Commentary: Rising Imports Won't Sink Japan
By Brian Bremner
With its anemic growth, crumbling domestic companies, and mountain of bank debt, Japan has been the sad joke of the global economy for years. But not in one regard. Year after year during its decade-long slide, the country has run up a huge current-account surplus. That's a measure of all the money a country brings in from abroad through trade, service, and investment flows. A quarter century of exporting Toyotas (TM ) and Sony (SNE ) gadgets has brought Tokyo a surplus of roughly $1.6 trillion--a source of national pride.
But what if Japan's export machine falters? These days, the nation's press is full of dire predictions that Japan--gasp!--may turn into a net importer of goods and services and become dependent on foreign capital to pay for the foreign wares it increasingly covets. In other words, it'll become just like that other global debt-head, the U.S.
SEISMIC SHIFT. It's easy to see why the Japanese are obsessing over these dry trade figures. Data released July 12 show that the surplus for May fell a staggering 46% from a year ago. Despite the yen's 12% depreciation against the dollar over the past year, Japanese exports are down 15% to the U.S. through May. Meanwhile, even though Morgan Stanley & Co. forecasts that the overall economy will contract 0.8% in 2001, import volumes will clock nearly 5% growth. The fear is that if Japan has to borrow abroad to pay for imports, rates will rise so much they will smother the weak economy.
Scary scenario. But the Japanese should calm down. The data do indeed show a seismic shift in the economy. The decline in the surplus, however, may actually indicate that Japanese companies are finally getting serious about adopting global business practices. The surge in Japan's imports stems largely from a shift to overseas manufacturing. The bulk of them are items like high-powered lenses destined for Canon digital cameras and liquid crystal displays for NEC mobile phones.

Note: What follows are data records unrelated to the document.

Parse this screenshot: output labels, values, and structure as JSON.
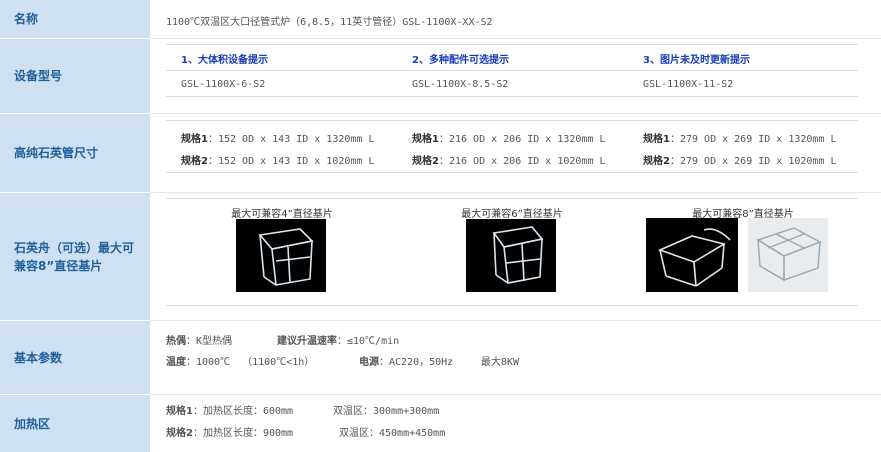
{
  "rows": {
    "name": {
      "label": "名称",
      "value": "1100℃双温区大口径管式炉（6,8.5，11英寸管径）GSL-1100X-XX-S2"
    },
    "model": {
      "label": "设备型号",
      "tips": [
        "1、大体积设备提示",
        "2、多种配件可选提示",
        "3、图片未及时更新提示"
      ],
      "models": [
        "GSL-1100X-6-S2",
        "GSL-1100X-8.5-S2",
        "GSL-1100X-11-S2"
      ]
    },
    "tube": {
      "label": "高纯石英管尺寸",
      "spec1_label": "规格1",
      "spec2_label": "规格2",
      "columns": [
        {
          "spec1": "：152 OD x 143 ID x 1320mm L",
          "spec2": "：152 OD x 143 ID x 1020mm L"
        },
        {
          "spec1": "：216 OD x 206 ID x 1320mm L",
          "spec2": "：216 OD x 206 ID x 1020mm L"
        },
        {
          "spec1": "：279 OD x 269 ID x 1320mm L",
          "spec2": "：279 OD x 269 ID x 1020mm L"
        }
      ]
    },
    "boat": {
      "label": "石英舟（可选）最大可兼容8”直径基片",
      "captions": [
        "最大可兼容4”直径基片",
        "最大可兼容6”直径基片",
        "最大可兼容8”直径基片"
      ]
    },
    "params": {
      "label": "基本参数",
      "thermocouple_label": "热偶",
      "thermocouple_value": "：K型热偶",
      "rate_label": "建议升温速率",
      "rate_value": "：≤10℃/min",
      "temp_label": "温度",
      "temp_value": "：1000℃  （1100℃<1h）",
      "power_label": "电源",
      "power_value": "：AC220，50Hz",
      "power_max": "最大8KW"
    },
    "heating": {
      "label": "加热区",
      "spec1_label": "规格1",
      "spec1_len": "：加热区长度：600mm",
      "spec1_dual": "双温区：300mm+300mm",
      "spec2_label": "规格2",
      "spec2_len": "：加热区长度：900mm",
      "spec2_dual": "双温区：450mm+450mm"
    }
  }
}
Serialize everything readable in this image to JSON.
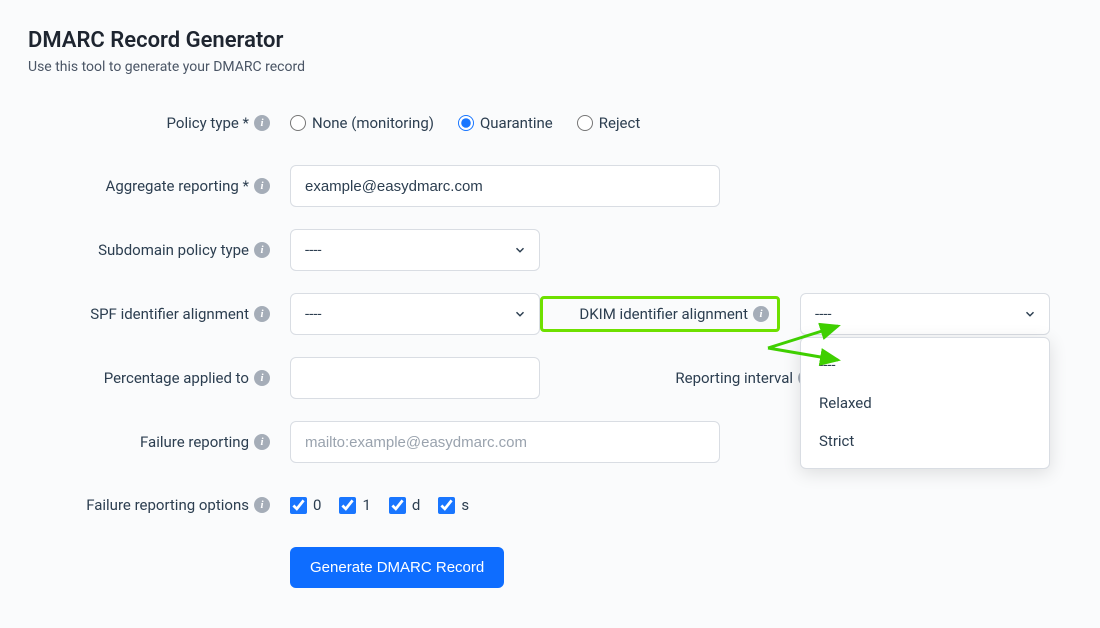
{
  "title": "DMARC Record Generator",
  "subtitle": "Use this tool to generate your DMARC record",
  "labels": {
    "policy_type": "Policy type *",
    "aggregate_reporting": "Aggregate reporting *",
    "subdomain_policy": "Subdomain policy type",
    "spf_alignment": "SPF identifier alignment",
    "dkim_alignment": "DKIM identifier alignment",
    "percentage": "Percentage applied to",
    "reporting_interval": "Reporting interval",
    "failure_reporting": "Failure reporting",
    "failure_options": "Failure reporting options"
  },
  "policy_type": {
    "options": {
      "none": "None (monitoring)",
      "quarantine": "Quarantine",
      "reject": "Reject"
    },
    "selected": "quarantine"
  },
  "aggregate_reporting": {
    "value": "example@easydmarc.com"
  },
  "subdomain_policy": {
    "placeholder": "----"
  },
  "spf_alignment": {
    "placeholder": "----"
  },
  "dkim_alignment": {
    "placeholder": "----",
    "dropdown_options": [
      "----",
      "Relaxed",
      "Strict"
    ]
  },
  "percentage": {
    "value": ""
  },
  "reporting_interval": {
    "value": ""
  },
  "failure_reporting": {
    "placeholder": "mailto:example@easydmarc.com",
    "value": ""
  },
  "failure_options": {
    "items": [
      {
        "label": "0",
        "checked": true
      },
      {
        "label": "1",
        "checked": true
      },
      {
        "label": "d",
        "checked": true
      },
      {
        "label": "s",
        "checked": true
      }
    ]
  },
  "submit_label": "Generate DMARC Record"
}
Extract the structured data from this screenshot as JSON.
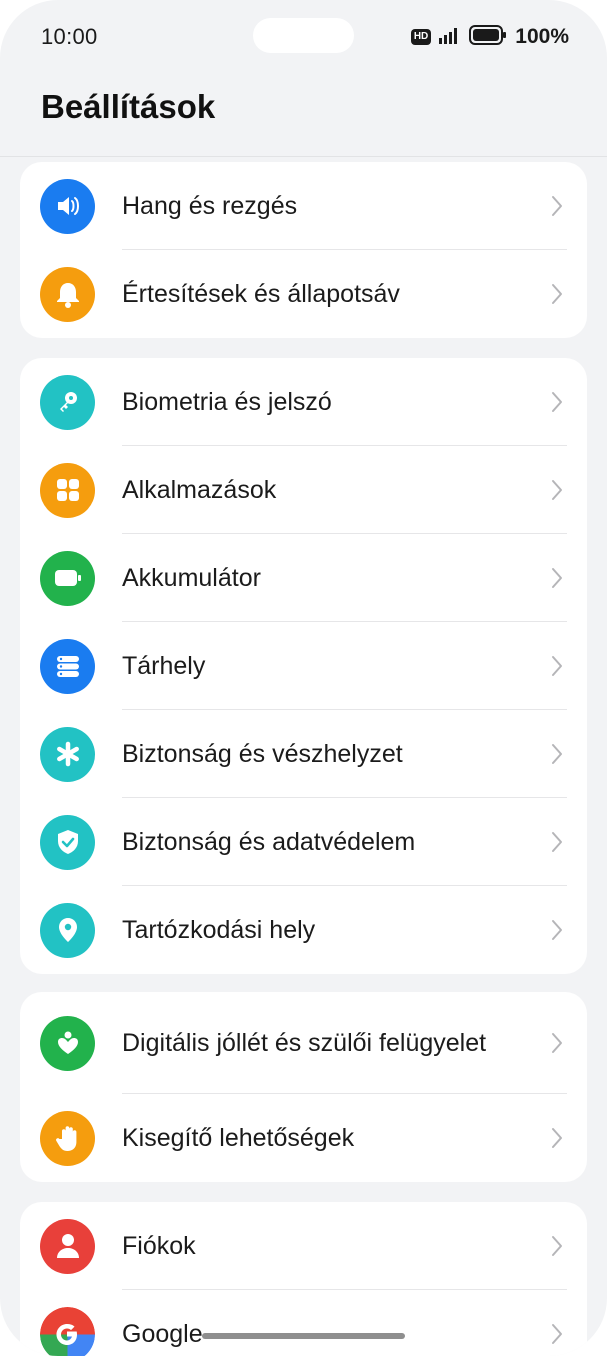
{
  "status": {
    "time": "10:00",
    "hd": "HD",
    "battery": "100%"
  },
  "header": {
    "title": "Beállítások"
  },
  "groups": [
    {
      "items": [
        {
          "label": "Hang és rezgés",
          "icon": "speaker-icon",
          "color": "#1a7cf0"
        },
        {
          "label": "Értesítések és állapotsáv",
          "icon": "bell-icon",
          "color": "#f59d0e"
        }
      ]
    },
    {
      "items": [
        {
          "label": "Biometria és jelszó",
          "icon": "key-icon",
          "color": "#22c2c4"
        },
        {
          "label": "Alkalmazások",
          "icon": "apps-grid-icon",
          "color": "#f59d0e"
        },
        {
          "label": "Akkumulátor",
          "icon": "battery-icon",
          "color": "#22b24c"
        },
        {
          "label": "Tárhely",
          "icon": "storage-icon",
          "color": "#1a7cf0"
        },
        {
          "label": "Biztonság és vészhelyzet",
          "icon": "asterisk-icon",
          "color": "#22c2c4"
        },
        {
          "label": "Biztonság és adatvédelem",
          "icon": "shield-icon",
          "color": "#22c2c4"
        },
        {
          "label": "Tartózkodási hely",
          "icon": "location-pin-icon",
          "color": "#22c2c4"
        }
      ]
    },
    {
      "items": [
        {
          "label": "Digitális jóllét és szülői felügyelet",
          "icon": "wellbeing-icon",
          "color": "#22b24c"
        },
        {
          "label": "Kisegítő lehetőségek",
          "icon": "hand-icon",
          "color": "#f59d0e"
        }
      ]
    },
    {
      "items": [
        {
          "label": "Fiókok",
          "icon": "person-icon",
          "color": "#e8403a"
        },
        {
          "label": "Google",
          "icon": "google-icon",
          "color": "#ffffff"
        }
      ]
    }
  ]
}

Japan's manufacturers are going offshore to flee an expensive labor force. A personal computer that costs $1,800 to make in Japan costs only $1,140 to contract out in Taiwan and reship back to Tokyo for sale. That's why top computer makers such as Fujitsu Ltd. and Toshiba Corp. have announced plans to triple their outsourcing work in the next several years, from the current 10% of production to 30%. Thus, economists project Japan's current-account surplus will be sliced in half, to $54 billion, by yearend, compared with 2000 (table). And the forces pushing the surplus down will assert their influence even after Japan's economy recovers.
There's nothing intrinsically wrong with this development. Japanese companies need to outsource to stay competitive. Companies should focus the efforts of their well-paid, well-trained Japanese workers on making more complex products like high-end liquid crystal display panels and digital TVs, while other workers should enter the service economy. This shift occurred in the U.S. and, by and large, produced a healthier economy. Japan should let China, already home to one-fifth of Japanese consumer-electronics parts and component plants, handle the job of producing cheap goods.
AGING POPULATION. On top of that, since stepped-up deregulation in Japan has encouraged a flood of imports, consumers now spend 2% less of their income on clothing and food than they did last decade. Shoppers can buy $15 dress shirts imported from China instead of $50 shirts made locally. Besides, as seniors living on fixed incomes proliferate in Japan, they will need cheaper goods and services to prevent living standards from falling.
But what about the fear that the surpluses will turn into deficits---and that the need for foreign capital to finance the trade deficit will send Japan's long-term bond yields soaring? This prospect is largely a fiction. That's because Japan has its own, almost bottomless source of capital overseas: the earnings from thousands of Japanese plants abroad as well as the payout from huge investment in U.S. Treasuries and European bonds. Instead of worrying about its surplus, Japan should turn its vast talents to rebuilding the rest of its creaking economy.
Bremner covers Japanese finance from Tokyo.